Ralph Wendell Bryant (born May 20, 1961) is a retired Major League Baseball player. He played with the Los Angeles Dodgers in the major leagues, and with the Chunichi Dragons and Kintetsu Buffaloes in Nippon Professional Baseball. He batted left-handed, threw right-handed, and played outfield for most of his career.
|Born: May 20, 1961|
Fort Gaines, Georgia
|MLB: September 8, 1985, for the Los Angeles Dodgers|
|NPB: June 29, 1988, for the Kintetsu Buffaloes|
|MLB: October 4, 1987, for the Los Angeles Dodgers|
|NPB: June 11, 1995, for the Kintetsu Buffaloes|
|Runs batted in||641|
|Career highlights and awards|
Born in Fort Gaines, Georgia, Bryant studied at Abraham Baldwin Agricultural College. He was drafted in the first round of the 1981 amateur draft by the Los Angeles Dodgers, having previously been drafted by the Dodgers and Minnesota Twins, but did not sign with either team that year.
Bryant was promoted to the major leagues for the first time in 1985, but was unable to establish himself as a regular outfielder, and spent the next three years traveling back and forth between the major and minor leagues. In 1988, the Chunichi Dragons of the Japanese Central League showed interest in Bryant, and he was shipped to Japan in May, 1988.
On June 7, 1988, Dick Davis, the cleanup batter of the Kintetsu Buffaloes, was arrested on drug charges, and the Buffaloes were forced to let go of one of their best hitters mid-season. Unable to fill the offensive void left by Davis, the Buffaloes found Bryant, who was playing on the Dragons minor league team. After seeing Bryant blast a home run in a minor league game, the Buffaloes offered to purchase his contract. The Dragons minor league staff was opposed to the trade, but regulations allowed for only two non-Japanese players per team, and the Dragons already had Taiwanese baseball star Genji Kaku and slugger Gary Rajsich on their roster, leaving no room for Bryant. The purchase was finalized on June 28, giving birth to one of the best left-handed power hitters in Japanese baseball history.

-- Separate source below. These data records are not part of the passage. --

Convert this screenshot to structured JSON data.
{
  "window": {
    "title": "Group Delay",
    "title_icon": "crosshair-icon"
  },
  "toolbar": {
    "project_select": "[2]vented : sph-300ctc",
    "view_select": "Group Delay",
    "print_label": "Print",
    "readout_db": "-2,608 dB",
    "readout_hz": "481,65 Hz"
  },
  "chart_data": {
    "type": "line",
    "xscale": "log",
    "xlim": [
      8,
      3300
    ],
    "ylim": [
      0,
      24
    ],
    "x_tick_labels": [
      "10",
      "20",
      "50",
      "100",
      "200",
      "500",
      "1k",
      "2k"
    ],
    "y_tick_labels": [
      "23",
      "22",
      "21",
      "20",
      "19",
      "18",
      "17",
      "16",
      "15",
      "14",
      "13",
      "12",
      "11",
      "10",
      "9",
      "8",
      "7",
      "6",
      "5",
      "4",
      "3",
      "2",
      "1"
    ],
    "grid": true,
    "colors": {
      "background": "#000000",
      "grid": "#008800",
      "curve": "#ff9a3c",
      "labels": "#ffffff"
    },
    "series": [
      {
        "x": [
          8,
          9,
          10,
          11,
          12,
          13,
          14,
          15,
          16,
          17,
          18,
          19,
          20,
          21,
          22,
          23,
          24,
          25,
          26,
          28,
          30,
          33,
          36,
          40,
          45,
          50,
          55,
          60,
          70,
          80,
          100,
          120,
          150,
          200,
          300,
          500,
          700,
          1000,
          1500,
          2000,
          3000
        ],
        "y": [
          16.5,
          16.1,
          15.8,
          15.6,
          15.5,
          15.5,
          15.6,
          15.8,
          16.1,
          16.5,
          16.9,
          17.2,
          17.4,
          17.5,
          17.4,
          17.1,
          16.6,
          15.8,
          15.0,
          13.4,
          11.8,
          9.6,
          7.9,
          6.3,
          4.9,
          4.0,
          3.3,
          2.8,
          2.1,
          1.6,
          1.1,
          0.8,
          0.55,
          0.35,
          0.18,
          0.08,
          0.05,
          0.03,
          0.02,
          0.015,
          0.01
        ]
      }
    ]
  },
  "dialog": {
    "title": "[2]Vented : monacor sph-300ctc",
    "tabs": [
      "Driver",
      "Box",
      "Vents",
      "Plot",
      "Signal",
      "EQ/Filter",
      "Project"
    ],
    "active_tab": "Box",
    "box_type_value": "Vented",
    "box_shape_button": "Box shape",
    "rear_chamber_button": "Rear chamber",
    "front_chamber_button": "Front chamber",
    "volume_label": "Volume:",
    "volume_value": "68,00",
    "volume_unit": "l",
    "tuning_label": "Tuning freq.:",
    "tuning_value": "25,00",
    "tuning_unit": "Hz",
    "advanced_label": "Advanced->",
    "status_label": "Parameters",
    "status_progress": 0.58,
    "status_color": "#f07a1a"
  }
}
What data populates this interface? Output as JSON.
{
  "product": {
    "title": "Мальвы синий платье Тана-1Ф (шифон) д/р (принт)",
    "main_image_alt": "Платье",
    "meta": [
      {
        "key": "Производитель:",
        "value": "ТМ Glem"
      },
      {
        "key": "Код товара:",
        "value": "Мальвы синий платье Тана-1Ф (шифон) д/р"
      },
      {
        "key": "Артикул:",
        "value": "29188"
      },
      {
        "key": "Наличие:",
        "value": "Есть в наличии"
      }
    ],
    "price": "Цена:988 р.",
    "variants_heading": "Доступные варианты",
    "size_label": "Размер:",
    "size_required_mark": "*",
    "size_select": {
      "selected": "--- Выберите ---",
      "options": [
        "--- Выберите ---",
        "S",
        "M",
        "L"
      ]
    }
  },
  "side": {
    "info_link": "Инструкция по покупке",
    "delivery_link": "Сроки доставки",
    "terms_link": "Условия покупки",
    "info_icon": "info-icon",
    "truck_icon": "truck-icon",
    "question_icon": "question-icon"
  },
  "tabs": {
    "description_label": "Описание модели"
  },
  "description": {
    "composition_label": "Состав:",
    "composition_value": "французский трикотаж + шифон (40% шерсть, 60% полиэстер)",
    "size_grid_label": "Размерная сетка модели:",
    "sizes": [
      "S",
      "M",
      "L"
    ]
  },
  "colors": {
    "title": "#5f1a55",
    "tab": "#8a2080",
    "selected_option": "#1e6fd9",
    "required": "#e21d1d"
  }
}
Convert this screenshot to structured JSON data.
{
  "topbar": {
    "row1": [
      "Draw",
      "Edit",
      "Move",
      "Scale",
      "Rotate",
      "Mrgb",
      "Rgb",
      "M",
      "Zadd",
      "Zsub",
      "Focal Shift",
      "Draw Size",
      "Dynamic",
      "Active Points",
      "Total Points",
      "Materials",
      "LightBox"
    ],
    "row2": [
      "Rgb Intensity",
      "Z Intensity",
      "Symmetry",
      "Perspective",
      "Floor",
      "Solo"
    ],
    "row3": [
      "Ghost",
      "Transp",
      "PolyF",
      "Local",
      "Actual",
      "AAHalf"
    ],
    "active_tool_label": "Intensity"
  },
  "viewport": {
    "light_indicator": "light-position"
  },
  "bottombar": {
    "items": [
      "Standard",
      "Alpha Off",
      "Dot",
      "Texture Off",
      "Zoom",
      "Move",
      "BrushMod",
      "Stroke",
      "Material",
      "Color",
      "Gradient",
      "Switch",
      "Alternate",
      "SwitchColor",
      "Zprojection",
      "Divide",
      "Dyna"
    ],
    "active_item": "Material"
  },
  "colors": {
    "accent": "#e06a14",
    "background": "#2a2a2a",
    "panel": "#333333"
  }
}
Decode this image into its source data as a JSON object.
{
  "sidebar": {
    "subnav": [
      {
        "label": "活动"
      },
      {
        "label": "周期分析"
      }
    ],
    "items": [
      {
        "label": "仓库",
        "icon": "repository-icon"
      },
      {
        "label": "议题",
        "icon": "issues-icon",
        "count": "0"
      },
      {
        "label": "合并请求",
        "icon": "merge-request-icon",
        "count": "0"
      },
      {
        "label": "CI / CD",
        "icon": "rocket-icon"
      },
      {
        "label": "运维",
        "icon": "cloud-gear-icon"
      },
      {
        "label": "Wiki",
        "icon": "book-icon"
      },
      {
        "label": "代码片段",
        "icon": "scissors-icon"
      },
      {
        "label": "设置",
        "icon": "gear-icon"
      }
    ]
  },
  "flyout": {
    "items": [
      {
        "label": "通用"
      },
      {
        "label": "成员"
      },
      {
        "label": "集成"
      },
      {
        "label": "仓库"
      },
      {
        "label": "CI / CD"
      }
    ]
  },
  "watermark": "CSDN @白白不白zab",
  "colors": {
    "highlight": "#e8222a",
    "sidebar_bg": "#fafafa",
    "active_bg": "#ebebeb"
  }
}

Bryant quickly established his presence with the Buffaloes, hitting 34 home runs in only 74 games to contribute to their huge comeback which put the team in a close second place to the Seibu Lions in 1988. Ironically, many Buffaloes home games that year were held in the Nagoya Baseball Stadium, the home field of the Chunichi Dragons.
Bryant played his best season in 1989, where his 49 home runs led the Buffaloes to their third Pacific League championship. He won the season MVP award that year, and also tied Sadaharu Oh's career record for hitting 3 home runs in a game 5 times. He continued his success in subsequent seasons, and retired in 1995 after missing most of that year due to injuries. He was invited back to Japan in 2005 by manager Akira Ogi as a hitting coach for the Orix Buffaloes. He left this job after only one year, but blasted three home runs in an inter-league home run contest during the season.
Though he hit a large number of home runs throughout his career, he also struck out countless times, and holds the top four spots on the single-season strikeout records in Nippon Professional Baseball. Bryant was also the first player with MLB experience to strike out more than 200 times per season in both the Central League and Pacific League.